* About this exercise: The response should consist of the records that follow, printed exactly.

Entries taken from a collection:
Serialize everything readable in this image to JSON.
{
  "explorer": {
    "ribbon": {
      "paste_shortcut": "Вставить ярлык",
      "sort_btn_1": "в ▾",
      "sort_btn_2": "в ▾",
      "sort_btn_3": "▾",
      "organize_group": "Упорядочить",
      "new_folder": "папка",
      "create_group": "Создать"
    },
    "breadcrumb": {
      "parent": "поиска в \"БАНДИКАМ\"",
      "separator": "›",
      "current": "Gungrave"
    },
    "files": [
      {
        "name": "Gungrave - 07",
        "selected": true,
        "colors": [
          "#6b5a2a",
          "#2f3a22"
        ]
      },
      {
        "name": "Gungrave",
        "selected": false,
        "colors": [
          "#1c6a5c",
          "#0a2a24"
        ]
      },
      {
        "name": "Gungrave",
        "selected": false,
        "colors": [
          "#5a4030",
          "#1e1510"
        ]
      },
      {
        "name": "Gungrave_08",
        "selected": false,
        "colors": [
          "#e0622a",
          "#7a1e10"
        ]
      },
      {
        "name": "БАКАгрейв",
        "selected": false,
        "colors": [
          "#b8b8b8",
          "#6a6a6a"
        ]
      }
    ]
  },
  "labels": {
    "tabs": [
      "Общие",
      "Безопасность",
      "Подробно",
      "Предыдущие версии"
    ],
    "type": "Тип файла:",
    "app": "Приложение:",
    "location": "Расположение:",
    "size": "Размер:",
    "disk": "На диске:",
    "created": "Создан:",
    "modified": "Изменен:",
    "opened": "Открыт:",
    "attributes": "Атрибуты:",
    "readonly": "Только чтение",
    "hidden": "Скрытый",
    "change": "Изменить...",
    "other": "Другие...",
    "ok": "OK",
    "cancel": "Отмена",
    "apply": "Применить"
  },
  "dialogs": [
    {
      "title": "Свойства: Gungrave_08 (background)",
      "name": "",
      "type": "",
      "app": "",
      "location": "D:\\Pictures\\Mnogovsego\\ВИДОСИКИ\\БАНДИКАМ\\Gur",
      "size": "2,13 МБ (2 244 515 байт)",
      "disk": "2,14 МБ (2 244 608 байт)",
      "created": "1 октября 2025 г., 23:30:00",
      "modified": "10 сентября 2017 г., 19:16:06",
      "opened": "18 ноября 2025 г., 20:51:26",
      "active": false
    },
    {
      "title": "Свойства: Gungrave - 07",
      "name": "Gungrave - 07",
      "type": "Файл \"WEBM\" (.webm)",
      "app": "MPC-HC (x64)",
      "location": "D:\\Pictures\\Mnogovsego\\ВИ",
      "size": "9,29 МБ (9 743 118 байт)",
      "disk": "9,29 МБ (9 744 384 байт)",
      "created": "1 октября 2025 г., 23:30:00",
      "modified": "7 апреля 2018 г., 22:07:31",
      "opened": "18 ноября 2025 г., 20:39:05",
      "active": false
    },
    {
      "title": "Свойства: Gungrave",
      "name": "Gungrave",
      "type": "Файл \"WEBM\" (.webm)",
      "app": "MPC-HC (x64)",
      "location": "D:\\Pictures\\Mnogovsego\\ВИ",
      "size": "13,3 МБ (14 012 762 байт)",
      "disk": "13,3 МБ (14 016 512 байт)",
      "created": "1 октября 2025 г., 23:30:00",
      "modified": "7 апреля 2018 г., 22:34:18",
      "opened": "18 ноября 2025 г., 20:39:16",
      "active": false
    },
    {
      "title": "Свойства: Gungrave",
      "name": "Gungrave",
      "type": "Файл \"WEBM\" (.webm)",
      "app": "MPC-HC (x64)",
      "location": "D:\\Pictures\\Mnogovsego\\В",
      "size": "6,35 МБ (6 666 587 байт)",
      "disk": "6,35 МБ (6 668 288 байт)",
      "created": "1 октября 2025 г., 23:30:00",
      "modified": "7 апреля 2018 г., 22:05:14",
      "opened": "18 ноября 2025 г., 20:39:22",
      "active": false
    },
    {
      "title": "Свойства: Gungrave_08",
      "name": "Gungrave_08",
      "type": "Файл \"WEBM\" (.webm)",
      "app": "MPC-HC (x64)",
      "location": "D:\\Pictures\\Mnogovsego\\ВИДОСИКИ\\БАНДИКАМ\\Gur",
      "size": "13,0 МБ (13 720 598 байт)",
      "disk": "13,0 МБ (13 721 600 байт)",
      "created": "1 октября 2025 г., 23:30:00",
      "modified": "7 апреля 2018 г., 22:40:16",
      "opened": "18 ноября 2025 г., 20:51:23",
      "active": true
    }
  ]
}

* Solution to this problem:
Serialize everything readable in this image to JSON.
{
  "explorer": {
    "ribbon": {
      "paste_shortcut": "Вставить ярлык",
      "sort_btn_1": "в ▾",
      "sort_btn_2": "в ▾",
      "sort_btn_3": "▾",
      "organize_group": "Упорядочить",
      "new_folder": "папка",
      "create_group": "Создать"
    },
    "breadcrumb": {
      "parent": "поиска в \"БАНДИКАМ\"",
      "separator": "›",
      "current": "Gungrave"
    },
    "files": [
      {
        "name": "Gungrave - 07",
        "selected": true,
        "colors": [
          "#6b5a2a",
          "#2f3a22"
        ]
      },
      {
        "name": "Gungrave",
        "selected": false,
        "colors": [
          "#1c6a5c",
          "#0a2a24"
        ]
      },
      {
        "name": "Gungrave",
        "selected": false,
        "colors": [
          "#5a4030",
          "#1e1510"
        ]
      },
      {
        "name": "Gungrave_08",
        "selected": false,
        "colors": [
          "#e0622a",
          "#7a1e10"
        ]
      },
      {
        "name": "БАКАгрейв",
        "selected": false,
        "colors": [
          "#b8b8b8",
          "#6a6a6a"
        ]
      }
    ]
  },
  "labels": {
    "tabs": [
      "Общие",
      "Безопасность",
      "Подробно",
      "Предыдущие версии"
    ],
    "type": "Тип файла:",
    "app": "Приложение:",
    "location": "Расположение:",
    "size": "Размер:",
    "disk": "На диске:",
    "created": "Создан:",
    "modified": "Изменен:",
    "opened": "Открыт:",
    "attributes": "Атрибуты:",
    "readonly": "Только чтение",
    "hidden": "Скрытый",
    "change": "Изменить...",
    "other": "Другие...",
    "ok": "OK",
    "cancel": "Отмена",
    "apply": "Применить"
  },
  "dialogs": [
    {
      "title": "Свойства: Gungrave_08 (background)",
      "name": "",
      "type": "",
      "app": "",
      "location": "D:\\Pictures\\Mnogovsego\\ВИДОСИКИ\\БАНДИКАМ\\Gur",
      "size": "2,13 МБ (2 244 515 байт)",
      "disk": "2,14 МБ (2 244 608 байт)",
      "created": "1 октября 2025 г., 23:30:00",
      "modified": "10 сентября 2017 г., 19:16:06",
      "opened": "18 ноября 2025 г., 20:51:26",
      "active": false
    },
    {
      "title": "Свойства: Gungrave - 07",
      "name": "Gungrave - 07",
      "type": "Файл \"WEBM\" (.webm)",
      "app": "MPC-HC (x64)",
      "location": "D:\\Pictures\\Mnogovsego\\ВИ",
      "size": "9,29 МБ (9 743 118 байт)",
      "disk": "9,29 МБ (9 744 384 байт)",
      "created": "1 октября 2025 г., 23:30:00",
      "modified": "7 апреля 2018 г., 22:07:31",
      "opened": "18 ноября 2025 г., 20:39:05",
      "active": false
    },
    {
      "title": "Свойства: Gungrave",
      "name": "Gungrave",
      "type": "Файл \"WEBM\" (.webm)",
      "app": "MPC-HC (x64)",
      "location": "D:\\Pictures\\Mnogovsego\\ВИ",
      "size": "13,3 МБ (14 012 762 байт)",
      "disk": "13,3 МБ (14 016 512 байт)",
      "created": "1 октября 2025 г., 23:30:00",
      "modified": "7 апреля 2018 г., 22:34:18",
      "opened": "18 ноября 2025 г., 20:39:16",
      "active": false
    },
    {
      "title": "Свойства: Gungrave",
      "name": "Gungrave",
      "type": "Файл \"WEBM\" (.webm)",
      "app": "MPC-HC (x64)",
      "location": "D:\\Pictures\\Mnogovsego\\В",
      "size": "6,35 МБ (6 666 587 байт)",
      "disk": "6,35 МБ (6 668 288 байт)",
      "created": "1 октября 2025 г., 23:30:00",
      "modified": "7 апреля 2018 г., 22:05:14",
      "opened": "18 ноября 2025 г., 20:39:22",
      "active": false
    },
    {
      "title": "Свойства: Gungrave_08",
      "name": "Gungrave_08",
      "type": "Файл \"WEBM\" (.webm)",
      "app": "MPC-HC (x64)",
      "location": "D:\\Pictures\\Mnogovsego\\ВИДОСИКИ\\БАНДИКАМ\\Gur",
      "size": "13,0 МБ (13 720 598 байт)",
      "disk": "13,0 МБ (13 721 600 байт)",
      "created": "1 октября 2025 г., 23:30:00",
      "modified": "7 апреля 2018 г., 22:40:16",
      "opened": "18 ноября 2025 г., 20:51:23",
      "active": true
    }
  ]
}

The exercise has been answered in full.